Last month I wrote:

U.S. Sen. Mike Lee (R-Utah) leave the Senate floor before the vote to end the shutdown and raise the debt ceiling. (Jonathan Ernst/Reuters) Sen. Mike Lee (R-Utah) leaves the Senate floor before the vote to end the government shutdown and raise the debt ceiling. (Jonathan Ernst/Reuters)

If a year or so ago everyone was a “tea partier” on the GOP side, increasingly I suspect candidates won’t be so anxious to self-identify as such. There will be instead lots of “constitutional conservatives,” “movement conservatives,” “Reagan conservatives,” and “full spectrum conservatives.” If this continues, the tea party, as many of us saw coming, will fold into the GOP completely, leaving little sign of a distinct movement. That is no surprise. . . . Historically, insurgent movements either take over the party and rout the old team or they assimilate into the greater party. With the demise of some of these fringe campaigns, the big names on the right shying away from the cranks, and the passage of a GOP budget (a two-year deal and now the new Ryan budget), we are arriving back where the GOP began before the tea party.

It took only one embarrassing Senate loss in North Carolina to get the ball rolling just as I suggested. Talk radio host and tea party favorite Laura Ingraham told her listeners yesterday that the tea party folks have lost their way:

Let’s face it, they’ve become disorganized and poorly run. Out of the $37.5 million raised by the PACS of the 6 major tea party organizations, less than $7 million has been devoted to directly helping candidates.  This obviously means fewer tea party candidates will win, and fewer new voters will take notice . . . . So whether we call it an American Party or simply a populist independent movement, it’s time for the Tea Party to rebrand, reorganize, and re-capture its standing as a credible alternative to our failed Establishment.

Rebrand? The difficulty that may await the tea party is that if it vets candidates, develops professional messaging, listens to voters and adapts its message to become more popular, why, it will be indistinguishable from the dreaded “Establishment” (which may be “failing” its way into majorities in both houses). So much of what defined tea party members was tone, rhetoric and tactics that shaving down the rough edges leaves them looking a whole lot like the same staunch conservatives who have always been around. (I was reminded recently that Club for Growth used to bash President Ronald Reagan routinely for insufficient conservatism.)

Certainly, the tea party won’t be defined by opposition to Obamacare; the “Establishment” Republicans are opposed to it, too. Guns? Nope, the NRA endorsed Thom Tillis in North Carolina. Pro-life? No, National Right to Life endorsed Tillis as well. Immigration reform? Groups and candidates are split: The tea party claims as one of its great successes Sen. Marco Rubio (R-Fla.), who crafted the Senate immigration reform bill, and Sen. Rand Paul (R-Ky.) says he wants to stop the singular focus on deportation. If tea party members rebrand, reorganize and become credible, they will look an awful lot like other Republicans. And frankly, it’s already hard to tell who is who. Rand Paul backs Senate Minority Leader Mitch McConnell (R-Ky.), so is he really a tea party guy?

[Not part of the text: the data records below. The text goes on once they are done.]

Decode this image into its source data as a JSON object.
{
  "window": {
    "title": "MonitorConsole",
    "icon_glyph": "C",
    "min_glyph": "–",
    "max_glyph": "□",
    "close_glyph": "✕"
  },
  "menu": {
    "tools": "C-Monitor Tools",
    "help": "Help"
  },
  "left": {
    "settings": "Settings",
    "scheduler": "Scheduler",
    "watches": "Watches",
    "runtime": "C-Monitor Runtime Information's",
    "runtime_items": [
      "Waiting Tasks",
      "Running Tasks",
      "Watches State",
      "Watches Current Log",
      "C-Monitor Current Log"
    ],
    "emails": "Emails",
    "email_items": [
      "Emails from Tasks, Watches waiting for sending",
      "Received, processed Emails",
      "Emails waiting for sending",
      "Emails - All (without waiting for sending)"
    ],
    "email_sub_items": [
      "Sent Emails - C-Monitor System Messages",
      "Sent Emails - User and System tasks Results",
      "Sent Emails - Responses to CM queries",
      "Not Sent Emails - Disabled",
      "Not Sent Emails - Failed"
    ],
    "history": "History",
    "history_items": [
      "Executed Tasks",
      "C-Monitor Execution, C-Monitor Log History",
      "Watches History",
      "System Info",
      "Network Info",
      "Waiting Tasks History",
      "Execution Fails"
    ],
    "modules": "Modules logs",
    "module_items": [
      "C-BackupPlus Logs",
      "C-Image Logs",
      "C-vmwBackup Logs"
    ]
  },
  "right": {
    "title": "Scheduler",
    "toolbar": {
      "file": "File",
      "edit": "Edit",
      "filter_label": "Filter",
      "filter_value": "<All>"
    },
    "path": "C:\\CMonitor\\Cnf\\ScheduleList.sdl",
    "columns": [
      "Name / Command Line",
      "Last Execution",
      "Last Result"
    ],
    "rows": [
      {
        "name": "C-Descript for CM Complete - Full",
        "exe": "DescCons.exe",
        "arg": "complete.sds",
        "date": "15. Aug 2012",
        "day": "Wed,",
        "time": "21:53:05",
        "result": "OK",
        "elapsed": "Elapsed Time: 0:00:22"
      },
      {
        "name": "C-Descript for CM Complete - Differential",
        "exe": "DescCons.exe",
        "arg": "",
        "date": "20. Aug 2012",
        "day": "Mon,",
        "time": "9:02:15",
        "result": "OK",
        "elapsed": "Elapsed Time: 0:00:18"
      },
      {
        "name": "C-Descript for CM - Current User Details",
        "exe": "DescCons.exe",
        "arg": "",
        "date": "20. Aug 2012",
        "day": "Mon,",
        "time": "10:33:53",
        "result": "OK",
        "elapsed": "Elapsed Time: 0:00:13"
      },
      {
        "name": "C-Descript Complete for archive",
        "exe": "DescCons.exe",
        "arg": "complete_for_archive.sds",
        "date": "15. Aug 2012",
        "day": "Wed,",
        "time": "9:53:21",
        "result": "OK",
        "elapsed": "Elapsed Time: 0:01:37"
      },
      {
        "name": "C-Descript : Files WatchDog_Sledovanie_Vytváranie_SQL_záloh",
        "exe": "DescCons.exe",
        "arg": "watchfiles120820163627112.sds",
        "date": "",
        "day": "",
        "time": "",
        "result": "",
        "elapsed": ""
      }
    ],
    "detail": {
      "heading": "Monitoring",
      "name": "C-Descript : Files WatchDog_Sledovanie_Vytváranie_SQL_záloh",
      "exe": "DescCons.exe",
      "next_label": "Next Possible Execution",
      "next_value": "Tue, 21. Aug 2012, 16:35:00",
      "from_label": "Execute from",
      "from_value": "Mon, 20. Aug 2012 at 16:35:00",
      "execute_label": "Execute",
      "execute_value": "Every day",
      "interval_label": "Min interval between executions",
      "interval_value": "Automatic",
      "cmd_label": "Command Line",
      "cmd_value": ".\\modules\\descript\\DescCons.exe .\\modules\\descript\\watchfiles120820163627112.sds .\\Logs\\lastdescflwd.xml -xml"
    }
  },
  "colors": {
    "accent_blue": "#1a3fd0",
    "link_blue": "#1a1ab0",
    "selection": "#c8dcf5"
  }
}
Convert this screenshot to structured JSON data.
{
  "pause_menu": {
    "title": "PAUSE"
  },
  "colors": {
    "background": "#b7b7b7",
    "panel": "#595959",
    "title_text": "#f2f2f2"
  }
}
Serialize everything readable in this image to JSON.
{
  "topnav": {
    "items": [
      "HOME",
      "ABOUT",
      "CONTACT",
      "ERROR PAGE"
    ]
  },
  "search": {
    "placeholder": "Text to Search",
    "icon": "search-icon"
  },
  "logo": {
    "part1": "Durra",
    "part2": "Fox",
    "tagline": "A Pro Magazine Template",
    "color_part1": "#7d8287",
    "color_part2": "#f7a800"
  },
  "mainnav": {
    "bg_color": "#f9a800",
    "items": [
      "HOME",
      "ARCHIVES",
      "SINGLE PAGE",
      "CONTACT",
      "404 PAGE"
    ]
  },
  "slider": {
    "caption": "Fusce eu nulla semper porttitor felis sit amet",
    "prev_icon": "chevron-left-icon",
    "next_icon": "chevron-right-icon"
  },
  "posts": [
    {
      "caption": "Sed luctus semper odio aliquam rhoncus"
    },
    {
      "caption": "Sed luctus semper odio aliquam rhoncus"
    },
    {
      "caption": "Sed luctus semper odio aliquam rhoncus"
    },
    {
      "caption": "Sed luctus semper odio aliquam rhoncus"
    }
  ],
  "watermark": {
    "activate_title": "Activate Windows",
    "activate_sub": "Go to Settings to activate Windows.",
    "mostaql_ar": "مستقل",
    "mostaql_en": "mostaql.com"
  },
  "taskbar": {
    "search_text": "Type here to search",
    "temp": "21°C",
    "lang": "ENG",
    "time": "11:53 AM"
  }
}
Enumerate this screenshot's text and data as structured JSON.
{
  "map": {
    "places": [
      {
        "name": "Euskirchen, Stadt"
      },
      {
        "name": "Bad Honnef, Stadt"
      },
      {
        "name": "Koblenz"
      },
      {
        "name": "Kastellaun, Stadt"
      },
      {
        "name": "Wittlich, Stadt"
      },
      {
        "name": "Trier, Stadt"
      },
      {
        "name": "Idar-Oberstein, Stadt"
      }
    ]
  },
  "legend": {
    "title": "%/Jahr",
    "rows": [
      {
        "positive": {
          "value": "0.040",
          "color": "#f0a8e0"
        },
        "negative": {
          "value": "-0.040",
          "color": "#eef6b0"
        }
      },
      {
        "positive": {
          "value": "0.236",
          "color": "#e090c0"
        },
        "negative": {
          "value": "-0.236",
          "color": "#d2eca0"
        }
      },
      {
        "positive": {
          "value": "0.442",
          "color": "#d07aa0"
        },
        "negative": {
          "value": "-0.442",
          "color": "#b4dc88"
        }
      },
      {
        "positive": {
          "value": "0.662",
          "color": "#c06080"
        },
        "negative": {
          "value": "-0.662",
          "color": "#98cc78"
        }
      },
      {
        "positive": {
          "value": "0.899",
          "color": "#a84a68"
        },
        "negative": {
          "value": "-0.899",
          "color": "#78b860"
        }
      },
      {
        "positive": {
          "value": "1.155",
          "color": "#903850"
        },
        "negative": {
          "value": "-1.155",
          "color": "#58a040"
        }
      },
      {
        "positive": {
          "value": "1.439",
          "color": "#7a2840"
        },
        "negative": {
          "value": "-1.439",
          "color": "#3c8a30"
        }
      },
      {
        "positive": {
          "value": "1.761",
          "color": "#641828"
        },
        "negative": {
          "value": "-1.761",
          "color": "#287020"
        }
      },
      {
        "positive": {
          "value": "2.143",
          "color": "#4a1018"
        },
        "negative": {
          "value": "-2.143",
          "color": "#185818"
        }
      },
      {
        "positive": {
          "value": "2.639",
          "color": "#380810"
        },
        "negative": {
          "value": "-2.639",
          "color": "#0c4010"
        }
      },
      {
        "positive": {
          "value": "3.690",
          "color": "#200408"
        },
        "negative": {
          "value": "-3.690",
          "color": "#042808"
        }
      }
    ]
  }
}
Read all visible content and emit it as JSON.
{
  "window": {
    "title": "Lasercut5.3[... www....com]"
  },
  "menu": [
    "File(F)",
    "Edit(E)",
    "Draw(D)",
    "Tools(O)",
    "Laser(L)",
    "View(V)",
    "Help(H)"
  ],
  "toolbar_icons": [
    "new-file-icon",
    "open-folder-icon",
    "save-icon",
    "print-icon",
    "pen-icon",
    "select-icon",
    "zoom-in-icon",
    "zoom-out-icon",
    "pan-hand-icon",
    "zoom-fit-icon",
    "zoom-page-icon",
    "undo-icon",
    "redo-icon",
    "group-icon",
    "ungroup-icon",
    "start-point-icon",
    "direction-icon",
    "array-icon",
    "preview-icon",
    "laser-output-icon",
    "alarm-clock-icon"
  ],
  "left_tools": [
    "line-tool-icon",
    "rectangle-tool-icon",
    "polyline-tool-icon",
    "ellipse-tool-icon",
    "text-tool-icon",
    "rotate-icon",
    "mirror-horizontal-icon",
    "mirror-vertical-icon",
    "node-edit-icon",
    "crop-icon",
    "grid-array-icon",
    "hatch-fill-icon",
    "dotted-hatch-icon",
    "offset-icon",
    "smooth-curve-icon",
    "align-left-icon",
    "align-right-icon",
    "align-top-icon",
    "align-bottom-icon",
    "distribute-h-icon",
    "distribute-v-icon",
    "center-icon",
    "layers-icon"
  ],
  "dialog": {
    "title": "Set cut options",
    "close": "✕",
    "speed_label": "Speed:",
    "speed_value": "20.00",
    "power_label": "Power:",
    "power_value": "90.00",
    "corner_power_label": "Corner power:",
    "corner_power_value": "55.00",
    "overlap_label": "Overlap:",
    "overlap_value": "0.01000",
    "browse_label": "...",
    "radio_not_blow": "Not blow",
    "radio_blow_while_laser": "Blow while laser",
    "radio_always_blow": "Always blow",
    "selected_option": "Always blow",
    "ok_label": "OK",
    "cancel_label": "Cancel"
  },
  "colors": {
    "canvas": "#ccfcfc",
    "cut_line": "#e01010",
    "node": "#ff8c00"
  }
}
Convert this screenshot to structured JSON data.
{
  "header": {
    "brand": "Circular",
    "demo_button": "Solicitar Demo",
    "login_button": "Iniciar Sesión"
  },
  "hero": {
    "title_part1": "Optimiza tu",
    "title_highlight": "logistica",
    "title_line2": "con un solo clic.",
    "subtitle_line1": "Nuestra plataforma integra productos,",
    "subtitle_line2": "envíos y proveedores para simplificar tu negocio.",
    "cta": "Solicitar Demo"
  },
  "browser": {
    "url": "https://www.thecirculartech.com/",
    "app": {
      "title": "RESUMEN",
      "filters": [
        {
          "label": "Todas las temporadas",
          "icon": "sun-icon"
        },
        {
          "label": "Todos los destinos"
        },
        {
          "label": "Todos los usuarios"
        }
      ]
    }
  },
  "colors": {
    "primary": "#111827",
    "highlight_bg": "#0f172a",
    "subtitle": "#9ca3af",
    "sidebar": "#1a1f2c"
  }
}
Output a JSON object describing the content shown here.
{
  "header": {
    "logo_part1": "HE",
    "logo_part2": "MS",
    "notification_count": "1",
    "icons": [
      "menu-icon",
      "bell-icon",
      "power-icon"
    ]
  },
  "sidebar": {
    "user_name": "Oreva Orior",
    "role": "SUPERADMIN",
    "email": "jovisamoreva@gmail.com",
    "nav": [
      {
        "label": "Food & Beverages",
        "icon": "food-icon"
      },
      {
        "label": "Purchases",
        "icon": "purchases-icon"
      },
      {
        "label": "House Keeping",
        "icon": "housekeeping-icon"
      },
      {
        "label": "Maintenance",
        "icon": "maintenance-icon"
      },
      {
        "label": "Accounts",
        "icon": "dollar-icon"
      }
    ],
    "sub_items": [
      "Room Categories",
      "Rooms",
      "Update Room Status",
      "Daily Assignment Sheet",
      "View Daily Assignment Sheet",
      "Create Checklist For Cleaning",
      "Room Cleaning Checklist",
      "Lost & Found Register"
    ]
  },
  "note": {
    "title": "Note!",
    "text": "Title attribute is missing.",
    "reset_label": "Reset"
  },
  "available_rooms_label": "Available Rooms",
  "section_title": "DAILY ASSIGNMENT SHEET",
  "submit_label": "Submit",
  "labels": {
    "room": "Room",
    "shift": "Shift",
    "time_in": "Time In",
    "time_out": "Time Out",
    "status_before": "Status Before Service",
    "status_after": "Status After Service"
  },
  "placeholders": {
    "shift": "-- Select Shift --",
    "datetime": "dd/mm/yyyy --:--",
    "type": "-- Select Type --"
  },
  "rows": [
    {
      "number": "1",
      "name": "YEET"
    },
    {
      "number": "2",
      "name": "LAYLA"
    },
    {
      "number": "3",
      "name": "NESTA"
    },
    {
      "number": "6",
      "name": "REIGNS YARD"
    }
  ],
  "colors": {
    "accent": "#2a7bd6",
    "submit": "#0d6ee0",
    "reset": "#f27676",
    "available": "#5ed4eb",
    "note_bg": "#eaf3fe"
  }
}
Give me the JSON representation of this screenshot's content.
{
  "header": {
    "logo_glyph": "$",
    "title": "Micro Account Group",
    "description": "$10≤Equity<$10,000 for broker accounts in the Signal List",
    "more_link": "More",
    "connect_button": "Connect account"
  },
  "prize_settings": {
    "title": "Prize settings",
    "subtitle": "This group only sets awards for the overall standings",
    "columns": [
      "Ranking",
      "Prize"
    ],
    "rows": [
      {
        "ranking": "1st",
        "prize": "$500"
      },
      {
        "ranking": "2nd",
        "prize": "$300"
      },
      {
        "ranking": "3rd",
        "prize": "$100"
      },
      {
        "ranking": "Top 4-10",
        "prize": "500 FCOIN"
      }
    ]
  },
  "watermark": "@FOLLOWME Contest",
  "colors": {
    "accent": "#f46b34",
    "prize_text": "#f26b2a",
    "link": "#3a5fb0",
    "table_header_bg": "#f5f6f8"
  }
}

The downfall of the tea party in its current incarnation began long before North Carolina. As a reactive movement against the excesses of President Obama, it has been somewhat adrift since the GOP captured the House. Fighting against slightly less conservative fellow Republicans does not a movement make. The movement peaked and self-destructed in the government shutdown, when the voters turned on them, House and Senate leaders reasserted their control, conservative senators decried their self-serving attacks and thoughtful Republicans started spending time cultivating ideas, not making enemies within the GOP. Tea party favorites such as Sen. Mike Lee (R-Utah) now give thoughtful speeches akin to the wonkish stylings of Rep. Paul Ryan (R-Wis.). Tea party idol Sen. Ted Cruz (R-Tex.) champions a robust foreign policy and speaks on the centrality of human rights in U.S. foreign policy, a far cry from the guy called a “wacko bird” by Sen. John McCain (R-Ariz.).

Certainly, the Beltway groups masquerading as grass-roots groups that have been ripping off donors didn’t help. (To her credit, Ingraham has been one of the few other conservatives to slam the tea party groups for taking in millions and spending the loot on themselves and overhead instead of the candidates, defective as they may be.) But, in fact, as a policy matter, the tea party never defined itself in the way that Reagan broke with the GOP orthodoxy (dumping détente, choosing supply side economics over austerity).

The so-called “civil war” within the GOP may soon be no more visible than Obama’s red lines. House Speaker John Boehner (R-Ohio) has never been more popular. McConnell may well be the next majority leader. It may be too late for tea party “rebranding.” The tea party — at least the savvy groups and figures who don’t crack up upon contact with the real world — is folding right back into the GOP. As I said last month, the big tent is back.